I met Mickalene Thomas a decade ago at the Yale University School of Art and liked her instantly. She was a standout for her energy, drive, open–mindedness, and raw talent. For this interview I visited her in her Brooklyn studio where we were surrounded by a half dozen or so of her new paintings in various stages of development.
Kenyan writer Binyavanga Wainaina is inexhaustible, a public intellectual very much engaged with the literary and political worlds. His memoir, One Day I Will Write About This Place, published this July by Graywolf Press, chronicles the multiplicity of his middle-class African childhood: home squared, we call it, your clan, your home, the nation of your origin.

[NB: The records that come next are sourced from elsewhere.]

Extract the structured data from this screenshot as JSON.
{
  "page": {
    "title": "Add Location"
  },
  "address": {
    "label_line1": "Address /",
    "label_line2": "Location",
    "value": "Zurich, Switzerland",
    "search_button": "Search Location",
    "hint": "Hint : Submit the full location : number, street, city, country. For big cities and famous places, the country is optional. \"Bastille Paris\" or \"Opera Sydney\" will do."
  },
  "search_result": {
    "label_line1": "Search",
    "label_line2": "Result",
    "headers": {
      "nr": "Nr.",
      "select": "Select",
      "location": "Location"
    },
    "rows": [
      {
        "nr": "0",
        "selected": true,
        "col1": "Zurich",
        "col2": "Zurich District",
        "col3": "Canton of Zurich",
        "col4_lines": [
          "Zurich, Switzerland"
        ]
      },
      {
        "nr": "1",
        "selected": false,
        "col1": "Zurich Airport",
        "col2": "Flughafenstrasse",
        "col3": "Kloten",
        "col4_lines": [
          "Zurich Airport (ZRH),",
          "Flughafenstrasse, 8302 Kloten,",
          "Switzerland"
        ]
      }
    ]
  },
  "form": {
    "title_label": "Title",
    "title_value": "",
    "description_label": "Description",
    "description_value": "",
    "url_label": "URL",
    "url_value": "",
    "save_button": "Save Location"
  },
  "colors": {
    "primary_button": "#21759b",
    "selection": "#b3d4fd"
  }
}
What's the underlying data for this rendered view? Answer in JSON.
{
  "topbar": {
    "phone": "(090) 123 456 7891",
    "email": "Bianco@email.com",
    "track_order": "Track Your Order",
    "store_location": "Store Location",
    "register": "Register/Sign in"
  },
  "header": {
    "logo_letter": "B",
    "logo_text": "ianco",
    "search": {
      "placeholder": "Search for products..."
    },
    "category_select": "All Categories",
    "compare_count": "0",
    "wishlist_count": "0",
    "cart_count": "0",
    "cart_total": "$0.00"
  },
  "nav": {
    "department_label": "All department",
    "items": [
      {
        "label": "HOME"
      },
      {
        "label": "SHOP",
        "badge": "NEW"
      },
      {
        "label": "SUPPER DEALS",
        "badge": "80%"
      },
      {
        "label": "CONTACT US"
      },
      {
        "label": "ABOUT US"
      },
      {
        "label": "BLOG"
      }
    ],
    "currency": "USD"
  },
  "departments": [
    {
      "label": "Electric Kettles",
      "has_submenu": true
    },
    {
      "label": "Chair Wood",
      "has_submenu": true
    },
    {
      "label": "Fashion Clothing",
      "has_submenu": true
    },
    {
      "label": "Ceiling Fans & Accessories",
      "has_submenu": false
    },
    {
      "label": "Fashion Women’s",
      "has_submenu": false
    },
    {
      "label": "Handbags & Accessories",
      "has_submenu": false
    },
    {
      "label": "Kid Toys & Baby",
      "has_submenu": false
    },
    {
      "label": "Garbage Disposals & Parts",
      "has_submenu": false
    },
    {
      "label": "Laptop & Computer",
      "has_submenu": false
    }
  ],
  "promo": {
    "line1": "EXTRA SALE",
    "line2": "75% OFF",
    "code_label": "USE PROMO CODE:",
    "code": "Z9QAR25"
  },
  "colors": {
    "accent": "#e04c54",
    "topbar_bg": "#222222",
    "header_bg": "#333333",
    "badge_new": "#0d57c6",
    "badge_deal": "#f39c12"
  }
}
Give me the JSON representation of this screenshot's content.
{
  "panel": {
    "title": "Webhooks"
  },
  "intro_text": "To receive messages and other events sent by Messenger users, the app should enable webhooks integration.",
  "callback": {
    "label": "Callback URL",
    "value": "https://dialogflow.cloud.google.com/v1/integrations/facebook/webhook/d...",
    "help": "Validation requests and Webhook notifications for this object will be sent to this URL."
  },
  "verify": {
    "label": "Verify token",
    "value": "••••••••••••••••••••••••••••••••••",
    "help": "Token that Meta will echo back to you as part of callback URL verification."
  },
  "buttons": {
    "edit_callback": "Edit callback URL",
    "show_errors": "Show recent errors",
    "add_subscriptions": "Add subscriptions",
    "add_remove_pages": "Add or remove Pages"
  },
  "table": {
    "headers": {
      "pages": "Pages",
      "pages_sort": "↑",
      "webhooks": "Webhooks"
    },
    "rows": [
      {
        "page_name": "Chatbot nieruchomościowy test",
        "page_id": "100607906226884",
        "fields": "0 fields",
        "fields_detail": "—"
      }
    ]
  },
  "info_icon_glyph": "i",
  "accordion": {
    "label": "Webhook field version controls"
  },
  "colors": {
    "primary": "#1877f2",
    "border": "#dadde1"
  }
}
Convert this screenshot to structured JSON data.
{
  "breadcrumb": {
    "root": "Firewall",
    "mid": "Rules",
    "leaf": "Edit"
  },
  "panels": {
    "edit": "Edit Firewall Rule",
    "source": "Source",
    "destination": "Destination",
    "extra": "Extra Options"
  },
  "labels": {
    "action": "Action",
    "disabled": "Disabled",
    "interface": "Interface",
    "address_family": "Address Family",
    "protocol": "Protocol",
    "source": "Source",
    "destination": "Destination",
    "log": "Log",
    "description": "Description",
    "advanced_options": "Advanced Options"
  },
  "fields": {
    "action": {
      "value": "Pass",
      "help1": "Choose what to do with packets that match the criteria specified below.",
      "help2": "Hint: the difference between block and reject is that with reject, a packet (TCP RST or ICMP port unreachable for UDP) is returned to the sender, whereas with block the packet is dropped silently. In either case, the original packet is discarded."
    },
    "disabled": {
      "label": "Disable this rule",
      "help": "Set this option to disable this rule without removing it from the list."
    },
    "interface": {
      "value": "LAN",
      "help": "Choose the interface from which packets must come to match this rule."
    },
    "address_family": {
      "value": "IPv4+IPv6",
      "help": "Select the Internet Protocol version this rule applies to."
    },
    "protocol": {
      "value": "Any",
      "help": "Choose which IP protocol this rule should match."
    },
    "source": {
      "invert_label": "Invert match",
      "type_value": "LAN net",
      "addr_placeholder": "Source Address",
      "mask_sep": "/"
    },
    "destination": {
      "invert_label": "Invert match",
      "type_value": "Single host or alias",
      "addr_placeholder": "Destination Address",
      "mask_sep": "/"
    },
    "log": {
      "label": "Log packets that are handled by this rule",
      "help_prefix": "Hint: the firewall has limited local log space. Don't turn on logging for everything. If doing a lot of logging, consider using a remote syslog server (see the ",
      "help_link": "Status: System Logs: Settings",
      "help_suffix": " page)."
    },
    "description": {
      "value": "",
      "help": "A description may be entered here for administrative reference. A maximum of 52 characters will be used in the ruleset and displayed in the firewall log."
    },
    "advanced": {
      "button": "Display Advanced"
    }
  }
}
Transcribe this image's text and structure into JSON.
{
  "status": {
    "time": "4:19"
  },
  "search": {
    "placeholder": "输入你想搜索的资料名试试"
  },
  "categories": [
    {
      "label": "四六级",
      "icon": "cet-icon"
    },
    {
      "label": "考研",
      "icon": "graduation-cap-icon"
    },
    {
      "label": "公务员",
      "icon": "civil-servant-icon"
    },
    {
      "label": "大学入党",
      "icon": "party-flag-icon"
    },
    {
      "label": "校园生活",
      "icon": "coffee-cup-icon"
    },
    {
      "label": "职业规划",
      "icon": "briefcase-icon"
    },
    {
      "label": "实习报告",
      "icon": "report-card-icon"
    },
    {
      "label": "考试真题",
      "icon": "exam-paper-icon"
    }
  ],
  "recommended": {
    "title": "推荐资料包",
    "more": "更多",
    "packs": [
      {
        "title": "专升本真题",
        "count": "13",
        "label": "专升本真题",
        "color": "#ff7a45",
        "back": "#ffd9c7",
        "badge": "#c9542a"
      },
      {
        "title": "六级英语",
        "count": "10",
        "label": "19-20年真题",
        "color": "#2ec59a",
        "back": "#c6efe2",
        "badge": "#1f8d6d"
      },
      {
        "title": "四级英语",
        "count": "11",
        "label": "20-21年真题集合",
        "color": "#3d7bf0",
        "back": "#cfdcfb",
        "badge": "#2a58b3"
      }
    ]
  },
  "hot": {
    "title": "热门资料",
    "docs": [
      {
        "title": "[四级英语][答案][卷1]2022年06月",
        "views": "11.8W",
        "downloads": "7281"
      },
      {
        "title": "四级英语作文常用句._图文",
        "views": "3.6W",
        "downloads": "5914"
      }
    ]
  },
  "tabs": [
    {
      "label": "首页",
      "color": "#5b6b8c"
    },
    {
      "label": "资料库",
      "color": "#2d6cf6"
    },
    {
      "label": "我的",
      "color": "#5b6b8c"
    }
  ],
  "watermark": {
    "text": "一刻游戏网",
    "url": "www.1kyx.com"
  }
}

Novelists Siri Hustvedt and Simon Van Booy compare notes on topics ranging from temporal perception to “the soup of unconscious life” from which fictional characters arise.
Note to the adventurous globe-trotter: If you happen to be looking for ground zero of the Mexican drug wars, Culiacán, capital of the northern state of Sinaloa, may be just the place for you.
I first learned of Joanna Newsom when I read a review in the UK’s Observer six years ago. I was initially struck by her beauty, and I was inspired by knowing that she was “in the world.”
This First Proof contains the short story “Monsters of the Deep,” by Elissa Schappell.
This First Proof contains the short story “My Life with Cars,” by Erica Hunt.
A poem made for Roni Horn out of the titles of five of her sculptures.
This First Proof contains four poems by Sarah V. Schw
This First Proof contains two pieces by Elena Berriolo, from Various Music For a While.
David Shapiro, whose show Money Is No Object was on view at the Sue Scott Gallery this spring, has created a group of vellum scrolls on which he has placed the bills and receipts and ticket stubs he’s collected over the course of a year.
The first painting I ever saw by Michael Williams was called Hippie. I was in Miami for the damn art fair where I had some work up in the year of the absolute worst economic climate—2008?
Barbara Henning’s sprawling volume underlines the joy of old-fashioned, mail correspondence and features a thorough and revealing interview with Harryette Mullen.
Salomon Contemporary’s 112 Greene Street: A Nexus of Ideas in the Early 70s revives the spirit of the post-Minimalism SoHo hub by exhibiting the broad range of ideas birthed there.
A tribute to the late British-American abstract painter from one of BOMB’s founders.
Slovenia-based performing arts project Via Negativa explores the sin of pride in its experimental performance, Out.
Cihan Kaan’s Halal Pork and Other Stories is a near-future whirlwind of contemporary geopolitics blended with fantastical story telling that is humorous, well-written, and dizzying.
Painter Rochelle Feinstein on Library of America’s wonderful collection of essays chronicling a diverse array of topics related to boxing, both in and out of the ring.
Oft over-looked poet Tim Dlugos finally gets a proper compilation, a hulking volume of his self-descriptive brand of poetry.
Innovative fiction imprint Red Lemonade uses Cursor technology to connect writers to one another and to create a system of manuscript review that empowers both established and up-and-coming authors.